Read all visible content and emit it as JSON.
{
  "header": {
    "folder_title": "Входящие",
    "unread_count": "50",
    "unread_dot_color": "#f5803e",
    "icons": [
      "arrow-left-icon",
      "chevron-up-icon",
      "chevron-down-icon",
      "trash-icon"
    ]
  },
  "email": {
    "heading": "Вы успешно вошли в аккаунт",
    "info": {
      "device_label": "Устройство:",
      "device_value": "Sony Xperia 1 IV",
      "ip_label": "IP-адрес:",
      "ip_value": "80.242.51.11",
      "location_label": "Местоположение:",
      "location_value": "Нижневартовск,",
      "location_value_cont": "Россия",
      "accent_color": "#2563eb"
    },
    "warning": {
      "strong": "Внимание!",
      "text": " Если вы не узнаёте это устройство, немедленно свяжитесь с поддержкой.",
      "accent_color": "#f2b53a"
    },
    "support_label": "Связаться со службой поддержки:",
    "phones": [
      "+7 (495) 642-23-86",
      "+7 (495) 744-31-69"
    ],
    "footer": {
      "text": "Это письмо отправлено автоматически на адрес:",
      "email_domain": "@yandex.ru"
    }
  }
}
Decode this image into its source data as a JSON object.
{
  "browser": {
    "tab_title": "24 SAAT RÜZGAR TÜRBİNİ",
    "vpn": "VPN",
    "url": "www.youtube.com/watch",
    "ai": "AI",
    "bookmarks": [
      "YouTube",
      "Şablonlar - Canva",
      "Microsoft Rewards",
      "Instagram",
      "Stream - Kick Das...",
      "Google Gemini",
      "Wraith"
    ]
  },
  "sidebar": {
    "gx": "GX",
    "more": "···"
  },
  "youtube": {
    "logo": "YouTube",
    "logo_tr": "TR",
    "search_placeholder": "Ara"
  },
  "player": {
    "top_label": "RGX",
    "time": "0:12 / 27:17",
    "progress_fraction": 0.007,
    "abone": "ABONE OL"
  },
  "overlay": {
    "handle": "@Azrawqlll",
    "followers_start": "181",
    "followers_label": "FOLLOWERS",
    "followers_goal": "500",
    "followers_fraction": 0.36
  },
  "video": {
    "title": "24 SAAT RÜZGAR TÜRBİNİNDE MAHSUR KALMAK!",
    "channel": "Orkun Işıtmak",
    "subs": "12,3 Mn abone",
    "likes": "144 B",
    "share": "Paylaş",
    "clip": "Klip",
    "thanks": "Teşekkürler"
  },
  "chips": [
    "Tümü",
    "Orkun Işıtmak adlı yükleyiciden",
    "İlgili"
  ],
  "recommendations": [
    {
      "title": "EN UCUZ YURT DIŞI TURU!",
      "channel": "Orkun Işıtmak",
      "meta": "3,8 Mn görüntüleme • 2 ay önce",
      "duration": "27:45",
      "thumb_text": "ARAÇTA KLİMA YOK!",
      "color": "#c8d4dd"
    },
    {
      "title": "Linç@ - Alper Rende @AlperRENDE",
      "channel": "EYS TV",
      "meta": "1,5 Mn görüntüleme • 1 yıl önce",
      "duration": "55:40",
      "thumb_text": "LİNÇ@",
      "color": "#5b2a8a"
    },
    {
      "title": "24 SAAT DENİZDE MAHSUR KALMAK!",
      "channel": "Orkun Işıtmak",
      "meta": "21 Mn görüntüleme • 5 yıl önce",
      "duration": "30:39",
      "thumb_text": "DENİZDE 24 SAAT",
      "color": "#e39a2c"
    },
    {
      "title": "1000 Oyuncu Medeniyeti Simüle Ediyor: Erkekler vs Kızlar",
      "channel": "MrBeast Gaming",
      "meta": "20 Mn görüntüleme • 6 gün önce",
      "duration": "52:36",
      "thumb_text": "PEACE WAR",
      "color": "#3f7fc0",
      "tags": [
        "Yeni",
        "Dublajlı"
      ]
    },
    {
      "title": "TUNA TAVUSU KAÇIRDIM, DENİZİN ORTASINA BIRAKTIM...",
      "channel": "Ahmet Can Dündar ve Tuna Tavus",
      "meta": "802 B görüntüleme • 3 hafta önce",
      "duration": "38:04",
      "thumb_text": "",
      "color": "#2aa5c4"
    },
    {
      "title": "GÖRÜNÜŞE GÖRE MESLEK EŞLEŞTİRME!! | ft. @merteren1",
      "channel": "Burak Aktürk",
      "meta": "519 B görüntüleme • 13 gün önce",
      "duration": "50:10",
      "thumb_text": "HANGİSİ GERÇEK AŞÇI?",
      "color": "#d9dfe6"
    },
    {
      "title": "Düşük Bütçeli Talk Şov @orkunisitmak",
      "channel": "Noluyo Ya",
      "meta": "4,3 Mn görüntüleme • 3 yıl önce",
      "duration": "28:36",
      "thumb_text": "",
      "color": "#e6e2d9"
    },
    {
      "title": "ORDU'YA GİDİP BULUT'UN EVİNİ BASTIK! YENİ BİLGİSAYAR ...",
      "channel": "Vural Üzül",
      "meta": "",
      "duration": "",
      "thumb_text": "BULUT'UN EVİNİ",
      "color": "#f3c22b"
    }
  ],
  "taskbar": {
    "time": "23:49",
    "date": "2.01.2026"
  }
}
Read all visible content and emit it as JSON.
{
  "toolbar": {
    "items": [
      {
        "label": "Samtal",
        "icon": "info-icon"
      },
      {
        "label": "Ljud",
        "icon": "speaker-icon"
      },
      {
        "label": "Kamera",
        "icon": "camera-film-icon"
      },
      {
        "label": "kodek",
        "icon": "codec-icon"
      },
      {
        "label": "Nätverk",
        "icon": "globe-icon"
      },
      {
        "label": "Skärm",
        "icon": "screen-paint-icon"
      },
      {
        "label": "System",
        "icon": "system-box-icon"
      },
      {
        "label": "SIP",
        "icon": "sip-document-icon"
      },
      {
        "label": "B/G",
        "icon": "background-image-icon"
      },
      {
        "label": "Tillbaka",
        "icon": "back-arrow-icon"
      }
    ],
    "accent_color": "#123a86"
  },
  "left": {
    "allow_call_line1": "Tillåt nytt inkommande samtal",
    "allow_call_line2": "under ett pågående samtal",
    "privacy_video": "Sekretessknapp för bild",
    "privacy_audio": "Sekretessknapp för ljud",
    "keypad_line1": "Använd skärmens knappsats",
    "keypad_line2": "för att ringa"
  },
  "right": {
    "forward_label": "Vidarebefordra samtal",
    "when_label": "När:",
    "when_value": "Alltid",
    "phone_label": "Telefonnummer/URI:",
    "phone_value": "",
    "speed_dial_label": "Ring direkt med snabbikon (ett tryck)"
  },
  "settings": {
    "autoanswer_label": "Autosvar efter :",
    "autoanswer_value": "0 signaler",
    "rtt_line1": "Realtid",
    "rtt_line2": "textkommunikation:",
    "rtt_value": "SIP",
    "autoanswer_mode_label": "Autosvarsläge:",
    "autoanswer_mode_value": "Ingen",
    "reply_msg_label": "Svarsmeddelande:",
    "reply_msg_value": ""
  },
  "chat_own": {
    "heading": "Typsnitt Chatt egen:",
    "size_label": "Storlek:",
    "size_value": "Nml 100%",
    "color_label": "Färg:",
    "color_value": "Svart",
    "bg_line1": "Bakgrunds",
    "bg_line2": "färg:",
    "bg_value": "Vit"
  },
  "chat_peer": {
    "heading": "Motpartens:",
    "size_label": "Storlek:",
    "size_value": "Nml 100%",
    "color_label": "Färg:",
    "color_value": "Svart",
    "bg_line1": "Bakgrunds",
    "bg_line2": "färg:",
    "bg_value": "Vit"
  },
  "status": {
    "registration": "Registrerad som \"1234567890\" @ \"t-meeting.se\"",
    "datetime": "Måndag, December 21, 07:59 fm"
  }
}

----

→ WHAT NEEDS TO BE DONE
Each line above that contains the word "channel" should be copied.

→ RESPONSE TO THIS TASK
    "channel": "Orkun Işıtmak",
      "channel": "Orkun Işıtmak",
      "channel": "EYS TV",
      "channel": "Orkun Işıtmak",
      "channel": "MrBeast Gaming",
      "channel": "Ahmet Can Dündar ve Tuna Tavus",
      "channel": "Burak Aktürk",
      "channel": "Noluyo Ya",
      "channel": "Vural Üzül",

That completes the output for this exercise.